Data about app and page elements:
((

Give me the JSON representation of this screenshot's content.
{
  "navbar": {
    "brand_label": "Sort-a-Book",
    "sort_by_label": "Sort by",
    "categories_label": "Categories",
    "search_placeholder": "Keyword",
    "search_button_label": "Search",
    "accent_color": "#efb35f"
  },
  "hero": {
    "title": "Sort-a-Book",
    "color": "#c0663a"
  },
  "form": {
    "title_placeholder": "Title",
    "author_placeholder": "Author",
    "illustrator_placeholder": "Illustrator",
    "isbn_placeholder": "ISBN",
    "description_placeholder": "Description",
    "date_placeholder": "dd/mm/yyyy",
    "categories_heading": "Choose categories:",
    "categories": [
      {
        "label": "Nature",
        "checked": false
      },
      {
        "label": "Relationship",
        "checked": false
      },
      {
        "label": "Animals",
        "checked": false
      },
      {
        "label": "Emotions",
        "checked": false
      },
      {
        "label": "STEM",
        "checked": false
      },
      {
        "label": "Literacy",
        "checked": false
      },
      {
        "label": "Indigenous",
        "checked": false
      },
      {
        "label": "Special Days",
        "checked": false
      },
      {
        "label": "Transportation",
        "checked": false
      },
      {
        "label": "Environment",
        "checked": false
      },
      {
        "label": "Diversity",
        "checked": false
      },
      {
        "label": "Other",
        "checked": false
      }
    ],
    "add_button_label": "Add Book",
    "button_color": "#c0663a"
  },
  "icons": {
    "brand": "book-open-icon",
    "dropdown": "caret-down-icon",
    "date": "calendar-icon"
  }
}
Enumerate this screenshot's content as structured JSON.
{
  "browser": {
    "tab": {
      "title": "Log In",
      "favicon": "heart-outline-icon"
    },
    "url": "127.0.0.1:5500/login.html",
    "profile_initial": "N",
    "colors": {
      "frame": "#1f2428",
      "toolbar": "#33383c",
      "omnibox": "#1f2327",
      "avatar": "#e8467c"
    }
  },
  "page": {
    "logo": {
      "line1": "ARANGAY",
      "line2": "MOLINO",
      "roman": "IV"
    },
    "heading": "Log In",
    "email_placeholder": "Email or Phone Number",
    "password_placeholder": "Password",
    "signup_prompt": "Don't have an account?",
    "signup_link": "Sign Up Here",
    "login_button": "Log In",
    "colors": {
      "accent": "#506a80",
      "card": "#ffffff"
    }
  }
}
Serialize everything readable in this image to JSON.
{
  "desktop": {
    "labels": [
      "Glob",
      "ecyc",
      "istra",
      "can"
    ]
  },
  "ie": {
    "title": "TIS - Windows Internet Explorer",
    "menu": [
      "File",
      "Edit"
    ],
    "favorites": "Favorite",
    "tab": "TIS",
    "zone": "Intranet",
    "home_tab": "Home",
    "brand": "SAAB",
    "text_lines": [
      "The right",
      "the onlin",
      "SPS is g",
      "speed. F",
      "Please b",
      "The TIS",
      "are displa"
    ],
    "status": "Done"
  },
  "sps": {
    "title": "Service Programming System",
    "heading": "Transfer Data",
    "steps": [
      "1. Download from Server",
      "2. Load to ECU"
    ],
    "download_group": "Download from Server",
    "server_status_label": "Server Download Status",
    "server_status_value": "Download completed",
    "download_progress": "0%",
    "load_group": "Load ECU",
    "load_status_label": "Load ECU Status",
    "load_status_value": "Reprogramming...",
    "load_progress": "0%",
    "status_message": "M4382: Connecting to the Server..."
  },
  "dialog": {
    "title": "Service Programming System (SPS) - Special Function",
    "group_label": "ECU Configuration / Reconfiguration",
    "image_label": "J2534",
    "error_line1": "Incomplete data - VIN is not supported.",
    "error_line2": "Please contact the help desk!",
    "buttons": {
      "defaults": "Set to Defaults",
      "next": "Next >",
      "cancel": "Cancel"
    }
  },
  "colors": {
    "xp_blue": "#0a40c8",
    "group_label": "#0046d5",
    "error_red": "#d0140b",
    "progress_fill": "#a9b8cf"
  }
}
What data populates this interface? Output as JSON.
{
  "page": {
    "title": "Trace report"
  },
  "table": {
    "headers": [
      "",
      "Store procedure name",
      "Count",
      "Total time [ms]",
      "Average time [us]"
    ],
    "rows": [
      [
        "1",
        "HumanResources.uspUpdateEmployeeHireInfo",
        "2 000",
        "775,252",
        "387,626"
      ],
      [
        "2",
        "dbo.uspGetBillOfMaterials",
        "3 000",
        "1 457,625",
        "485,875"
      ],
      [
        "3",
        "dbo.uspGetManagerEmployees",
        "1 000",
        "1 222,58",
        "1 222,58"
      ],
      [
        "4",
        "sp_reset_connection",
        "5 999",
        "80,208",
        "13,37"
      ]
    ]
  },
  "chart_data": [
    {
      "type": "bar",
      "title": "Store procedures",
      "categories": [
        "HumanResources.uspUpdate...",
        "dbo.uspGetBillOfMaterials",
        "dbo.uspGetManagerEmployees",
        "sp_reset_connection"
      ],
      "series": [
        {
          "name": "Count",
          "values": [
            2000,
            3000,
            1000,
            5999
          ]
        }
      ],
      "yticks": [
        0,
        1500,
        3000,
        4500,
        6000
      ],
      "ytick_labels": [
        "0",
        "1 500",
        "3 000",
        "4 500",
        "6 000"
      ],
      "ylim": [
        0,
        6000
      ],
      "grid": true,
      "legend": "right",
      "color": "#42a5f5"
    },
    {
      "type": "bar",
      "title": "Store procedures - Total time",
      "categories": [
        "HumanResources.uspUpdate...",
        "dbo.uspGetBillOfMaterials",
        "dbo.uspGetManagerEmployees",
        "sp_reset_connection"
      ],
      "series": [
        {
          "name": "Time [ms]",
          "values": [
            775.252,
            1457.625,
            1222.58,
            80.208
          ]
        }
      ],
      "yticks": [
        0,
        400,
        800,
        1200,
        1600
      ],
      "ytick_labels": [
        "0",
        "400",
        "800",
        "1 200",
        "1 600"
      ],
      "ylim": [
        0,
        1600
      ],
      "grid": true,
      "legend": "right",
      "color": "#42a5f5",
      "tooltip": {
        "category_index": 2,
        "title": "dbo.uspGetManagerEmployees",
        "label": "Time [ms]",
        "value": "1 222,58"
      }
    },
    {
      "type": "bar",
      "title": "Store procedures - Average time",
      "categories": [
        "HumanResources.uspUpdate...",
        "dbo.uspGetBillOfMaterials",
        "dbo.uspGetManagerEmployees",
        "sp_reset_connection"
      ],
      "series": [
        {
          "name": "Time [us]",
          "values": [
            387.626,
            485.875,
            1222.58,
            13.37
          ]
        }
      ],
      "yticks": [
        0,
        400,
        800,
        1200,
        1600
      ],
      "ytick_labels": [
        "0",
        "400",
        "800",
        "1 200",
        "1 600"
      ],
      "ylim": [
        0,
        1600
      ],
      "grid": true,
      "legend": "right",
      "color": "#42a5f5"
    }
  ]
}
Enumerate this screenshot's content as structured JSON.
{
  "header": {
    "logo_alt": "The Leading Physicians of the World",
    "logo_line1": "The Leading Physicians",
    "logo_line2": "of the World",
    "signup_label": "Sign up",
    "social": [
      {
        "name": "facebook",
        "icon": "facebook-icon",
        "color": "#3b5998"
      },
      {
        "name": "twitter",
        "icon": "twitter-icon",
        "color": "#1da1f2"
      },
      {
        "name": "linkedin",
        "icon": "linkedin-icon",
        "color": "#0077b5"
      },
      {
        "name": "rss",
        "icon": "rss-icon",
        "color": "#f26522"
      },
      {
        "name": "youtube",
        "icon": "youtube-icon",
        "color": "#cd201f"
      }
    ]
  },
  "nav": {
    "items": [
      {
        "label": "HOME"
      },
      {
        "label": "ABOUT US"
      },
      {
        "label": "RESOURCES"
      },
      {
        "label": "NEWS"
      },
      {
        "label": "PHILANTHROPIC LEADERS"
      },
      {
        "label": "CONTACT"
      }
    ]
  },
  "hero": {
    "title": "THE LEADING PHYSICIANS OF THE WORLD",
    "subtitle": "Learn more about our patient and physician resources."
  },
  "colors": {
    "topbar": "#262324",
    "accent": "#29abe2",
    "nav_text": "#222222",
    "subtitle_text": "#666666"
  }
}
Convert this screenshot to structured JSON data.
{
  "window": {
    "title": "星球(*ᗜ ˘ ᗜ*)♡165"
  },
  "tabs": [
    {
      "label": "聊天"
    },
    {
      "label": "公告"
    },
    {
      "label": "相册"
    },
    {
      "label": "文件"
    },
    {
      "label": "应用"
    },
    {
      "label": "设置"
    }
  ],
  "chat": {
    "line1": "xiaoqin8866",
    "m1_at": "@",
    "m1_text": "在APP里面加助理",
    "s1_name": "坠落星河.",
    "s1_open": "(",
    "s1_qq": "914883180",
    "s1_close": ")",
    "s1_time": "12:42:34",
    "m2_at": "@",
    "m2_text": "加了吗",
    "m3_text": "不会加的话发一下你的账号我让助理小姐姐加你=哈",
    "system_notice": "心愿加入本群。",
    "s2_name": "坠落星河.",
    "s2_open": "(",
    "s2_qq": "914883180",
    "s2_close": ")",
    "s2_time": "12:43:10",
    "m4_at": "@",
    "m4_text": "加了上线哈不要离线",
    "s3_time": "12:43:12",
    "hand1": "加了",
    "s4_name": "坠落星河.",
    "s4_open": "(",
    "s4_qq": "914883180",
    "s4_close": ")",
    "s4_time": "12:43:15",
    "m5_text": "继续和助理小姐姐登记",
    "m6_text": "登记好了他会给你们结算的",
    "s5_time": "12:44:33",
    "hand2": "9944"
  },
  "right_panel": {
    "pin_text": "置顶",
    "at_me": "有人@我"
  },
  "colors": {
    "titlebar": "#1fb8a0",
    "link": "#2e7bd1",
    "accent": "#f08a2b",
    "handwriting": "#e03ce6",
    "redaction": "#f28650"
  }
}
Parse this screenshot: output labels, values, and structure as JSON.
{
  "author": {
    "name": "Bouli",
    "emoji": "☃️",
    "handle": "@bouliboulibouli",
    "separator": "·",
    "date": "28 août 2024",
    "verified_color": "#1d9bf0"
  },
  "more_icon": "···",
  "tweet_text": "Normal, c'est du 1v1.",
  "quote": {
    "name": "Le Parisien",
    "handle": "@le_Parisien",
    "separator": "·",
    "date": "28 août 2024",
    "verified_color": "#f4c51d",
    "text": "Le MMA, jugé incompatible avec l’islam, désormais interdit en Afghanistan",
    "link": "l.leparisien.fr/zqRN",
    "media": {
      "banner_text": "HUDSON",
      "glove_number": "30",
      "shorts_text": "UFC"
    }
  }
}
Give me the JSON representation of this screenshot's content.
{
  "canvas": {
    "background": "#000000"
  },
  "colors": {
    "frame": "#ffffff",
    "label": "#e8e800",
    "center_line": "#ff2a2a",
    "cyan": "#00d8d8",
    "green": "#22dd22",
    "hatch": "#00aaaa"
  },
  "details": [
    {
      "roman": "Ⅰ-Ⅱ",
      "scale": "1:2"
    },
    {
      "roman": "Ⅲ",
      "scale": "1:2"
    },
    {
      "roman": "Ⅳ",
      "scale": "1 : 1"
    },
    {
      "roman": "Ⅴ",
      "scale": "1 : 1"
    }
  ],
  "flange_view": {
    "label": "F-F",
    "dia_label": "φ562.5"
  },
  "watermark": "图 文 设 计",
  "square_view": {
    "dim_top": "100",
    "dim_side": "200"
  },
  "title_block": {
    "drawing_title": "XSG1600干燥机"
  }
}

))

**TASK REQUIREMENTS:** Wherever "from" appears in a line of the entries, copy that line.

**EXERCISE SOLUTION:**
      "1. Download from Server",
    "download_group": "Download from Server",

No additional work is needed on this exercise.